Set down exactly the lines from the one containing "Parse this screenshot: output" through the end of the records below, both included, and nothing else.

§ **DATA FOR THIS EXERCISE**
────────────────────
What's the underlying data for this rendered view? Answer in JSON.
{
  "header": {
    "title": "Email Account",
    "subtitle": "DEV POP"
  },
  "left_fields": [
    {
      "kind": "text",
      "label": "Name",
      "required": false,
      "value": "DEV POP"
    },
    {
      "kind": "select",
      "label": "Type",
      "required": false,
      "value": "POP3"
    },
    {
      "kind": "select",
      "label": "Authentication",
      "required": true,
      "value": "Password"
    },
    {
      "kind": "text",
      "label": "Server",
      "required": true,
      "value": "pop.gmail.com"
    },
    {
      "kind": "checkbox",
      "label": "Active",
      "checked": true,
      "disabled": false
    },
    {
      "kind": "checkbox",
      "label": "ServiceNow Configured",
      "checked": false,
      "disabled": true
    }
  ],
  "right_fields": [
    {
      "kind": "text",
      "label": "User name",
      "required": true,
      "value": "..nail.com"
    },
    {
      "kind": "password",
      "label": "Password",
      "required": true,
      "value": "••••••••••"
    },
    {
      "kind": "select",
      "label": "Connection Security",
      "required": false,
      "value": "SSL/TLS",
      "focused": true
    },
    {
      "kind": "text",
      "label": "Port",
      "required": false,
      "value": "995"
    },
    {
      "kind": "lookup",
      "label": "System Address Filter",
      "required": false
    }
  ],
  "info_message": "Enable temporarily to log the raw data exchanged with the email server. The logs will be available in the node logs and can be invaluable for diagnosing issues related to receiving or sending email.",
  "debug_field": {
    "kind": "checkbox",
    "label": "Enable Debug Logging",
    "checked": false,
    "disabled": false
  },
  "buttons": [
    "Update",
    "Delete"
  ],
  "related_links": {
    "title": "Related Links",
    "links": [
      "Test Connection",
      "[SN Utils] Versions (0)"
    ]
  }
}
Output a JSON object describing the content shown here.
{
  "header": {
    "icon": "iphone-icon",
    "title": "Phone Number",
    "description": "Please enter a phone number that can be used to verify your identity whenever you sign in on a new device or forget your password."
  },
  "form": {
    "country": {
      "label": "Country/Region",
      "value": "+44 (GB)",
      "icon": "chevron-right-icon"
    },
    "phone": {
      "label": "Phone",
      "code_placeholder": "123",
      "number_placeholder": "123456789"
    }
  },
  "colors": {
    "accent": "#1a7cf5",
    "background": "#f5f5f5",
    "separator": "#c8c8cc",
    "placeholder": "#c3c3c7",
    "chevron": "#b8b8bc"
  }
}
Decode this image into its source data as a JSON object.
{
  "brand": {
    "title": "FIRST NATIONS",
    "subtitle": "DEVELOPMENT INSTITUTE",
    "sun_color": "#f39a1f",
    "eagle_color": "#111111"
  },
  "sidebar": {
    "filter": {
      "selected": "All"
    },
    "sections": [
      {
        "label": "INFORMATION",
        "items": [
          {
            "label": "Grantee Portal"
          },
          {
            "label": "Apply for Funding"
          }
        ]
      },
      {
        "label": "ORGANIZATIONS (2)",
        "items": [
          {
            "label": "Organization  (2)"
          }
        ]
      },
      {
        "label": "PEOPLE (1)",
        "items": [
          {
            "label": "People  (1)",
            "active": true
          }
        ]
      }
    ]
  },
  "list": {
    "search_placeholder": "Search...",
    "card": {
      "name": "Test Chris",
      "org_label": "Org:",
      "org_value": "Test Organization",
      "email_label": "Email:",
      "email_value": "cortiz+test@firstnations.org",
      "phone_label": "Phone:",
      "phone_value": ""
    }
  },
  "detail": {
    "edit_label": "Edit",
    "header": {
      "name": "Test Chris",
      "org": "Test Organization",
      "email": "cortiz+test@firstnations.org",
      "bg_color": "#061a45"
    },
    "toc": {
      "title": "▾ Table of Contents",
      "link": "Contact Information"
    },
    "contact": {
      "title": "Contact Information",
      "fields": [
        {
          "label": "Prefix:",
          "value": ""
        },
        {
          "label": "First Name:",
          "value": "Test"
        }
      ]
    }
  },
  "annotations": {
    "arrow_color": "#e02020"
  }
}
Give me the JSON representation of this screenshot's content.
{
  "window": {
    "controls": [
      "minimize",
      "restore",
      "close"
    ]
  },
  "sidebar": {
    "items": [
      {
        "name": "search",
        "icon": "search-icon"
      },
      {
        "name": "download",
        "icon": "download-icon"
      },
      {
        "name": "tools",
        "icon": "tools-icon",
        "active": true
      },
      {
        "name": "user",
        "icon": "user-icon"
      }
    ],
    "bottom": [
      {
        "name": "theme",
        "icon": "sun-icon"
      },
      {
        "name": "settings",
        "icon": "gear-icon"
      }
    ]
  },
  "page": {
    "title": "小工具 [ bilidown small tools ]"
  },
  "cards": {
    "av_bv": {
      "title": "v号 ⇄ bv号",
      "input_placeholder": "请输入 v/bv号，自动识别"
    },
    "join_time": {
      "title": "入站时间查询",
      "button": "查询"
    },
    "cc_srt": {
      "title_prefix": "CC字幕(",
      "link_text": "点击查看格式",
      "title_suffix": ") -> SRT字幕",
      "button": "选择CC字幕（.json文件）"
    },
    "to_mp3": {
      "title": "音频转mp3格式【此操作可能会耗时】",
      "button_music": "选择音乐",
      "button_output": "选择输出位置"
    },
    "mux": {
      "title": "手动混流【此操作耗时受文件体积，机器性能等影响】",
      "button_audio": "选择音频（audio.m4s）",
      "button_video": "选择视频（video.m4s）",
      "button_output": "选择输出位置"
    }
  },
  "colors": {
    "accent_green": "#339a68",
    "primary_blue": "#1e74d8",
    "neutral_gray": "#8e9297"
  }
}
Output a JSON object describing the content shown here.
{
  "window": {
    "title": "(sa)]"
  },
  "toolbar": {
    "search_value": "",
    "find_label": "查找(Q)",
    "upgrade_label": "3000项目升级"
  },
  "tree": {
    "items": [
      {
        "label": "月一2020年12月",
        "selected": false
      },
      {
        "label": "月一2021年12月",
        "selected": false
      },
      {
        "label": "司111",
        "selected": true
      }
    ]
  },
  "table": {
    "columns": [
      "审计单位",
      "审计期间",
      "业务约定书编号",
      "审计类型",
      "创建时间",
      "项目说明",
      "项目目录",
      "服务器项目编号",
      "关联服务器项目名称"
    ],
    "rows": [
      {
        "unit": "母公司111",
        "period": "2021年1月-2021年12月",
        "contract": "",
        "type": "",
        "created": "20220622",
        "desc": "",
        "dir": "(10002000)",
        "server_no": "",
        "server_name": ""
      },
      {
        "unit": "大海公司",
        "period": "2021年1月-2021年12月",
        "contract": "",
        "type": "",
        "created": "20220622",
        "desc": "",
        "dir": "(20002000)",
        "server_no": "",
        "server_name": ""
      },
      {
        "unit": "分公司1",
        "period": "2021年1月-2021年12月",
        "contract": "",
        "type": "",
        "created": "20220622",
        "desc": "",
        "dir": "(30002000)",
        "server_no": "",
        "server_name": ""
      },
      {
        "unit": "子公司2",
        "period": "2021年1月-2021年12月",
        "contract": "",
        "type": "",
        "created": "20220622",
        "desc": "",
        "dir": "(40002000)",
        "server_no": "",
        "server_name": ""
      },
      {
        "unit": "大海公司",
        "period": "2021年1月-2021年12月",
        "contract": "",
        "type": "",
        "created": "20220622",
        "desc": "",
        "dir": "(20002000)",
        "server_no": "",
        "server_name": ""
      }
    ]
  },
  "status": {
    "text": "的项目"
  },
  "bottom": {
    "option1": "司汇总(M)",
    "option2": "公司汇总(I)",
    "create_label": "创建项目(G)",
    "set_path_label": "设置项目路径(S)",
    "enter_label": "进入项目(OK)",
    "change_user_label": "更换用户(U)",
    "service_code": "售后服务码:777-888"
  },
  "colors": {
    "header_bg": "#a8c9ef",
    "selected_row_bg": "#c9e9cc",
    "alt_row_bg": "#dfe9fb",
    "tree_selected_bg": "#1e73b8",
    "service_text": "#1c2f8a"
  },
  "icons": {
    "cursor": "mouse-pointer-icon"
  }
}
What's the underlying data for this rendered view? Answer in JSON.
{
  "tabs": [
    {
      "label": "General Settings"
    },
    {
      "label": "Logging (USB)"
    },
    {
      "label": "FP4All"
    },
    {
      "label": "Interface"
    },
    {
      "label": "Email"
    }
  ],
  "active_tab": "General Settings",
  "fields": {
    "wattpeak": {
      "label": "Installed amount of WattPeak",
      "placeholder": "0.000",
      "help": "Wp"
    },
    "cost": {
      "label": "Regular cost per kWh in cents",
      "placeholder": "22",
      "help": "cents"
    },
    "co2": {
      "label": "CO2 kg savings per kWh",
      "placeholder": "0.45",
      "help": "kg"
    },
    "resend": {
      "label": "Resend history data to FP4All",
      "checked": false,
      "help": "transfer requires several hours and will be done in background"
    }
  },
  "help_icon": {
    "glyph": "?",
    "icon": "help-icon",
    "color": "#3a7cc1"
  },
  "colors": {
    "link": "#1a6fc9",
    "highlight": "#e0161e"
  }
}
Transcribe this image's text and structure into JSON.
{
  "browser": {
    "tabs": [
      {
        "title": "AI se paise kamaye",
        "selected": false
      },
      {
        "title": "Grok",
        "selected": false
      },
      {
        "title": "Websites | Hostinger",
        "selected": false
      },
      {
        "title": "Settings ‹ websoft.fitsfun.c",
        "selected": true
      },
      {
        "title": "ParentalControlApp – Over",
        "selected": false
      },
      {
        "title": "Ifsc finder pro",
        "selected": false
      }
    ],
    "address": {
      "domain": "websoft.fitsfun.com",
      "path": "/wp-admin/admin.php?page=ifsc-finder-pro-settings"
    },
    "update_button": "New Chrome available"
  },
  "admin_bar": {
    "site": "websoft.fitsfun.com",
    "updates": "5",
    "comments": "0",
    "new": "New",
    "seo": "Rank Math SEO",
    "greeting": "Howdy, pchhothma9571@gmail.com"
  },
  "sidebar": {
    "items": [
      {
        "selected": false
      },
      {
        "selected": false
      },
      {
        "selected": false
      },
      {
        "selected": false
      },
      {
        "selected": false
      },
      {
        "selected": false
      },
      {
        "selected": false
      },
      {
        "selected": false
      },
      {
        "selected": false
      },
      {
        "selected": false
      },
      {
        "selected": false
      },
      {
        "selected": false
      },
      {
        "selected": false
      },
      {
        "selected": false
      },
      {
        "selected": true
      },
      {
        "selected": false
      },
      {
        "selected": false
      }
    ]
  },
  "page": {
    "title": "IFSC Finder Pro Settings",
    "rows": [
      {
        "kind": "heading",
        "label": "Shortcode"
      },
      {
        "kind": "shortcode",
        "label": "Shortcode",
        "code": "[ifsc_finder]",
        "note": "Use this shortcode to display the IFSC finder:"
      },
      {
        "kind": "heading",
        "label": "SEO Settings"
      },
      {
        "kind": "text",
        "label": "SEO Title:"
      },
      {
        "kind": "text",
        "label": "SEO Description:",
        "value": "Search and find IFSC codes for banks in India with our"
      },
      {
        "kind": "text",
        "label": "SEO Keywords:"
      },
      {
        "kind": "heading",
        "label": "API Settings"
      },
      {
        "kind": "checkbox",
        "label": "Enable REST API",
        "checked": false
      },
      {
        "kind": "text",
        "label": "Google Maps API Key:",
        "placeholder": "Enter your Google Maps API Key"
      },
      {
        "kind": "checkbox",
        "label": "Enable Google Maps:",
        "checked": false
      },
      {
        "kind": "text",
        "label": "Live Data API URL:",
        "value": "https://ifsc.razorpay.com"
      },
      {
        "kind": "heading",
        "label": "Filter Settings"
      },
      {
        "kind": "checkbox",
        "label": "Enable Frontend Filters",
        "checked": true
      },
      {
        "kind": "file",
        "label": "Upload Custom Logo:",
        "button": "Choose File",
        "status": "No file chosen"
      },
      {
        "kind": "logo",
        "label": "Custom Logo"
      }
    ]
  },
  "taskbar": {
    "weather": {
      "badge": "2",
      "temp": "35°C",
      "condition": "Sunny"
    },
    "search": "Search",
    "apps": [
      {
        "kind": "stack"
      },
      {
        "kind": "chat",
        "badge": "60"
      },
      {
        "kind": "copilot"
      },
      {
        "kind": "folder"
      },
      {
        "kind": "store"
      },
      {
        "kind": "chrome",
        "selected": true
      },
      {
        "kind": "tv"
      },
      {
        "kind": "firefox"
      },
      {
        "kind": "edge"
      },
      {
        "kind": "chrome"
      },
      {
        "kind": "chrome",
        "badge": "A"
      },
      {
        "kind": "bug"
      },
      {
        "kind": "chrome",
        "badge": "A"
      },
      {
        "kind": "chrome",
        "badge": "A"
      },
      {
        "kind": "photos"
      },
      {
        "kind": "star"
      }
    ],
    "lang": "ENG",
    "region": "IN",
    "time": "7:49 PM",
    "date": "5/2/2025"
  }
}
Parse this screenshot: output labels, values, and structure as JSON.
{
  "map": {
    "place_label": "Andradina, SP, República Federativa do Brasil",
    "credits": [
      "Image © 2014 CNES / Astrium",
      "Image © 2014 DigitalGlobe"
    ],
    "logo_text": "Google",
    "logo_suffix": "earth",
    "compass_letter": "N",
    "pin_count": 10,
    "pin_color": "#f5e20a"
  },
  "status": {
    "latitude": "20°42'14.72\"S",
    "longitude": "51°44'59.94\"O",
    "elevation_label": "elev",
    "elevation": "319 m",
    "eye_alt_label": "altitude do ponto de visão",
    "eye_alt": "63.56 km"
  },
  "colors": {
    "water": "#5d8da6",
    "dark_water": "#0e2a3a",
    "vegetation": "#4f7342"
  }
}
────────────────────
§ **RESULT**
Parse this screenshot: output labels, values, and structure as JSON.
{
  "map": {
    "place_label": "Andradina, SP, República Federativa do Brasil",
    "credits": [
      "Image © 2014 CNES / Astrium",
      "Image © 2014 DigitalGlobe"
    ],
    "logo_text": "Google",
    "logo_suffix": "earth",
    "compass_letter": "N",
    "pin_count": 10,
    "pin_color": "#f5e20a"
  },
  "status": {
    "latitude": "20°42'14.72\"S",
    "longitude": "51°44'59.94\"O",
    "elevation_label": "elev",
    "elevation": "319 m",
    "eye_alt_label": "altitude do ponto de visão",
    "eye_alt": "63.56 km"
  },
  "colors": {
    "water": "#5d8da6",
    "dark_water": "#0e2a3a",
    "vegetation": "#4f7342"
  }
}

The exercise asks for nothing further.